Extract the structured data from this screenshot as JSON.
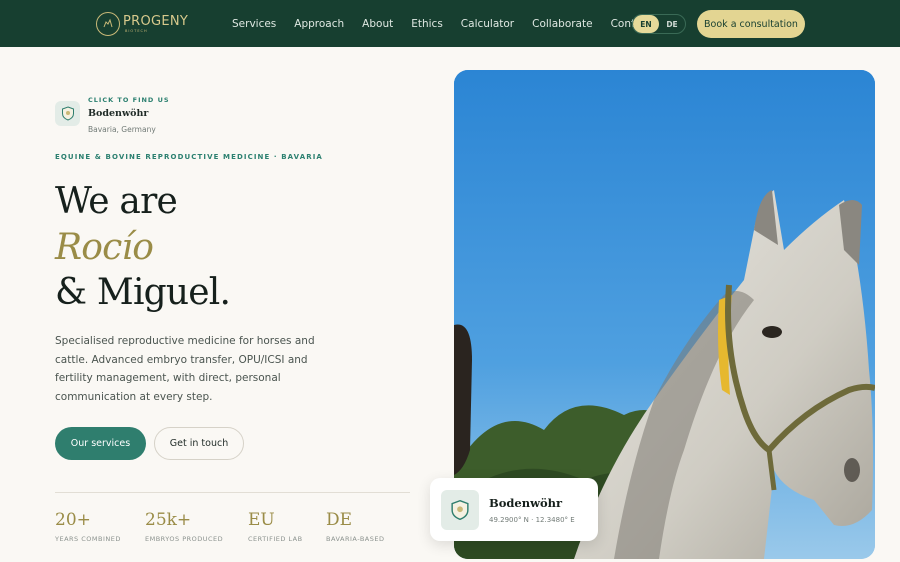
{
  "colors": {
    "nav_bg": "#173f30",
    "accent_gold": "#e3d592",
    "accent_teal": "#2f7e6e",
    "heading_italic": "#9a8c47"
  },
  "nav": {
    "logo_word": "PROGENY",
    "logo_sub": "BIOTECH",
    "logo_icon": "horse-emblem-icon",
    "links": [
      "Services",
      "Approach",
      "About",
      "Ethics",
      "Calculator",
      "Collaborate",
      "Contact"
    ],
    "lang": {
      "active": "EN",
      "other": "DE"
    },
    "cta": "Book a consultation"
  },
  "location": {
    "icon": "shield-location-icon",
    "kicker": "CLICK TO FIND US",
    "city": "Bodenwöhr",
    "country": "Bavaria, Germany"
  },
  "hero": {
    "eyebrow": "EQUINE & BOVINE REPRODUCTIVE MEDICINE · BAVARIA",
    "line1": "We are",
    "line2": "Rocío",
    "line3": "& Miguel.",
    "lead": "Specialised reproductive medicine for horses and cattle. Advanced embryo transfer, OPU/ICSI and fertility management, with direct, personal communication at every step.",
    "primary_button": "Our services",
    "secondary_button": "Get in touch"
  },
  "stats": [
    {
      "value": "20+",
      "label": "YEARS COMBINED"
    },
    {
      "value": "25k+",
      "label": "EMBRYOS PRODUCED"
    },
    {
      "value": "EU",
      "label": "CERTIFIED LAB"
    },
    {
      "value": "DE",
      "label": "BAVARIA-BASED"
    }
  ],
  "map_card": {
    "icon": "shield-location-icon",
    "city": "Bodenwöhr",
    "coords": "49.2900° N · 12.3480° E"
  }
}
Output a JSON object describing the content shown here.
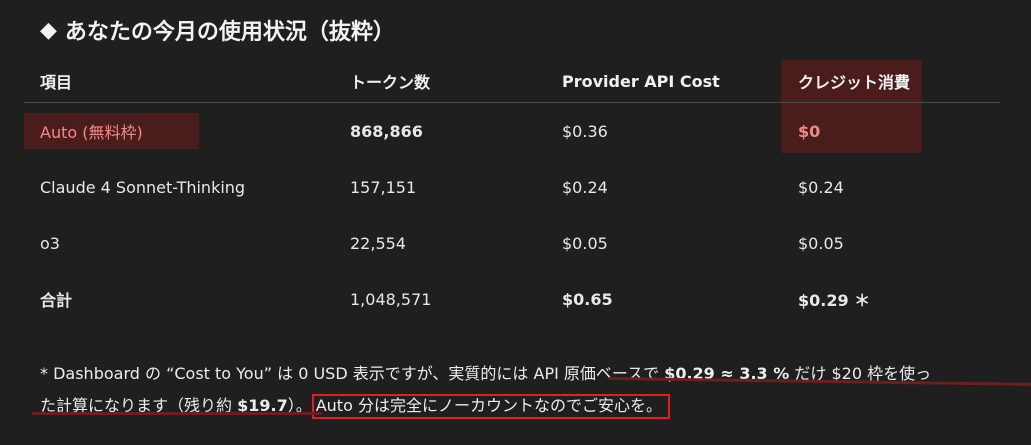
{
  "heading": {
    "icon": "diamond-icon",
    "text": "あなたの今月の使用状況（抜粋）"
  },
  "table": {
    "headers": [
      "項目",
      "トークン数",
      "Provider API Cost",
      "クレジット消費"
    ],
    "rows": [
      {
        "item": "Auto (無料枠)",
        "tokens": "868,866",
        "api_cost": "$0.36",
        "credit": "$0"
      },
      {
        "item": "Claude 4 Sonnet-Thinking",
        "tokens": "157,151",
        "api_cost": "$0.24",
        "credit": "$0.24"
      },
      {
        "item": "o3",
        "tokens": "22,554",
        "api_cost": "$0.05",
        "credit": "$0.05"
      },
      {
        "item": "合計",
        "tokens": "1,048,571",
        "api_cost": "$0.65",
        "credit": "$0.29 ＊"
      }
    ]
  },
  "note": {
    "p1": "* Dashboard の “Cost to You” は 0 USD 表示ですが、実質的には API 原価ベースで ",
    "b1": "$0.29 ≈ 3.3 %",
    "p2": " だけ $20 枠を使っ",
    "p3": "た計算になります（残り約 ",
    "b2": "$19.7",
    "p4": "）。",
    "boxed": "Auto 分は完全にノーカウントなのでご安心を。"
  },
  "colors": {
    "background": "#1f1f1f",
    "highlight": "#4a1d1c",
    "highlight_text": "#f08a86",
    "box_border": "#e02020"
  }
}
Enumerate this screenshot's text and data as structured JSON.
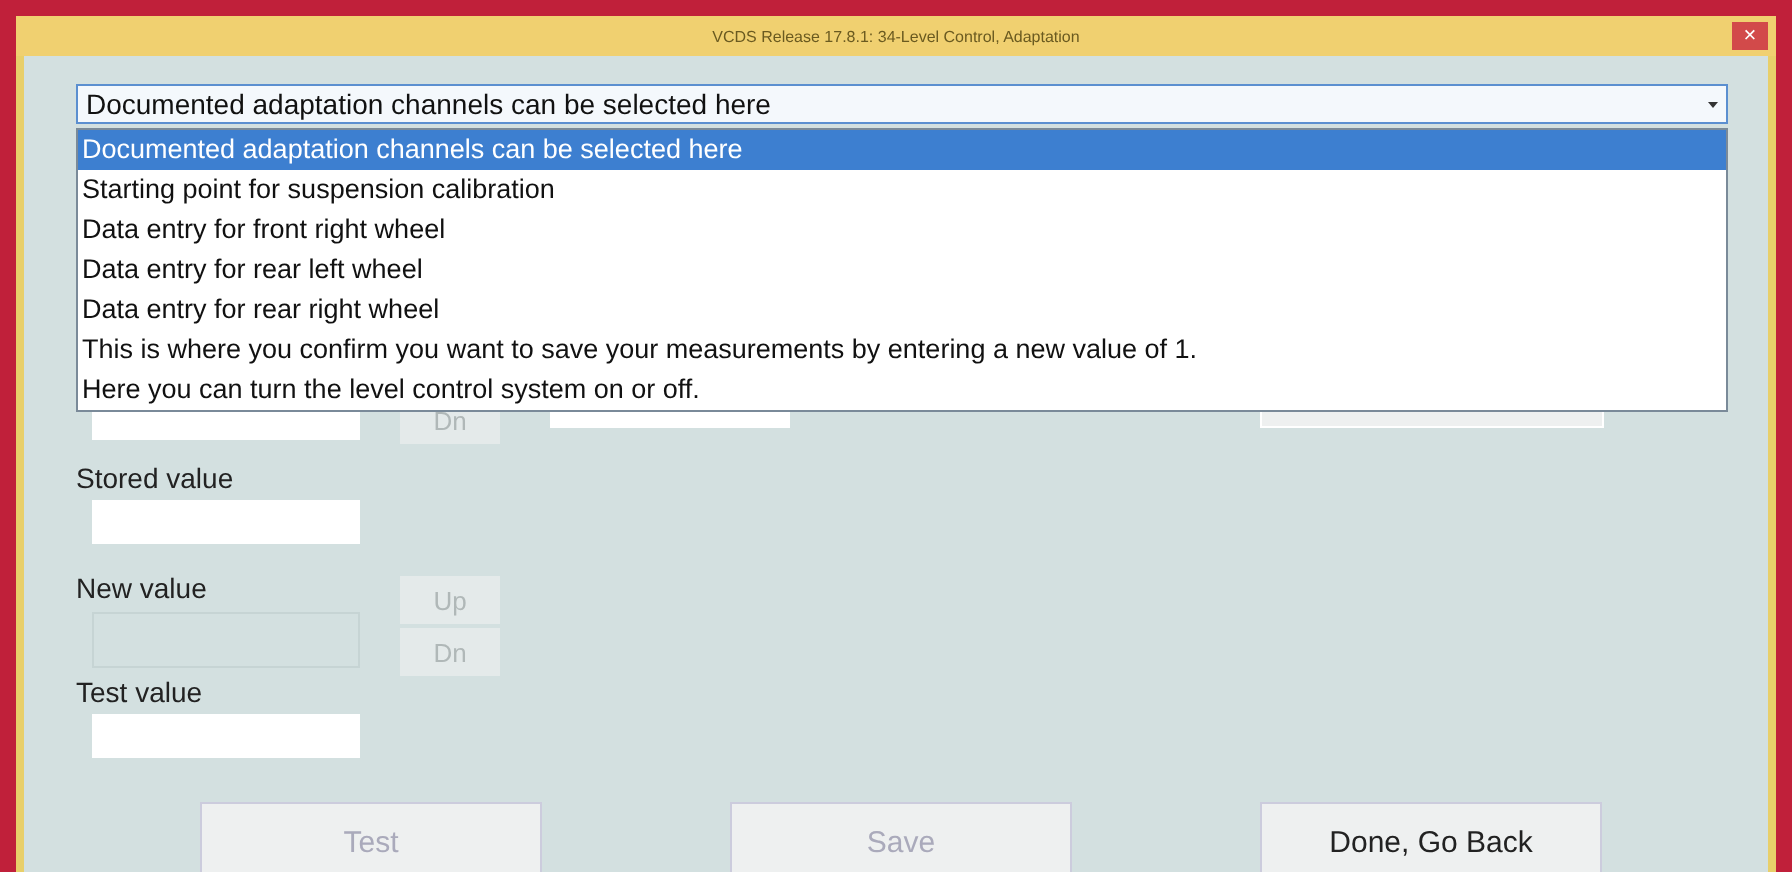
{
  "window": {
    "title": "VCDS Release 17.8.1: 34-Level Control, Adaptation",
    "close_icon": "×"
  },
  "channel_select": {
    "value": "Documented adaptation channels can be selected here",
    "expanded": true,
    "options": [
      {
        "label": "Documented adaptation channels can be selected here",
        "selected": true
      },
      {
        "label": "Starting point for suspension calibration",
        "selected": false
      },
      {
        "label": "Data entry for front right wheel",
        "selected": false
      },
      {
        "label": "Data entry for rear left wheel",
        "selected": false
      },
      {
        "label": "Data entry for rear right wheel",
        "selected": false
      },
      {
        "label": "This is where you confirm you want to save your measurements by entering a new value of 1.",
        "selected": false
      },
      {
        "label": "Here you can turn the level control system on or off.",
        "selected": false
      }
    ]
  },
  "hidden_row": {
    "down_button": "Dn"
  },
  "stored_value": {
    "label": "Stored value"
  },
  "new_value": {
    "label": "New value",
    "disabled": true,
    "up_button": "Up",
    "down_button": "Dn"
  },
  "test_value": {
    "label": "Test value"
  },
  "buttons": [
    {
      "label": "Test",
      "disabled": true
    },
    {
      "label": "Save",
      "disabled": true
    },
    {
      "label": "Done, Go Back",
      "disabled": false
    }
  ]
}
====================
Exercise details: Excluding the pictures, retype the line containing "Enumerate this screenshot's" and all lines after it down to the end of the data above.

Solution to the problem:
Enumerate this screenshot's text and data as structured JSON.
{
  "window": {
    "title": "VCDS Release 17.8.1: 34-Level Control, Adaptation",
    "close_icon": "×"
  },
  "channel_select": {
    "value": "Documented adaptation channels can be selected here",
    "expanded": true,
    "options": [
      {
        "label": "Documented adaptation channels can be selected here",
        "selected": true
      },
      {
        "label": "Starting point for suspension calibration",
        "selected": false
      },
      {
        "label": "Data entry for front right wheel",
        "selected": false
      },
      {
        "label": "Data entry for rear left wheel",
        "selected": false
      },
      {
        "label": "Data entry for rear right wheel",
        "selected": false
      },
      {
        "label": "This is where you confirm you want to save your measurements by entering a new value of 1.",
        "selected": false
      },
      {
        "label": "Here you can turn the level control system on or off.",
        "selected": false
      }
    ]
  },
  "hidden_row": {
    "down_button": "Dn"
  },
  "stored_value": {
    "label": "Stored value"
  },
  "new_value": {
    "label": "New value",
    "disabled": true,
    "up_button": "Up",
    "down_button": "Dn"
  },
  "test_value": {
    "label": "Test value"
  },
  "buttons": [
    {
      "label": "Test",
      "disabled": true
    },
    {
      "label": "Save",
      "disabled": true
    },
    {
      "label": "Done, Go Back",
      "disabled": false
    }
  ]
}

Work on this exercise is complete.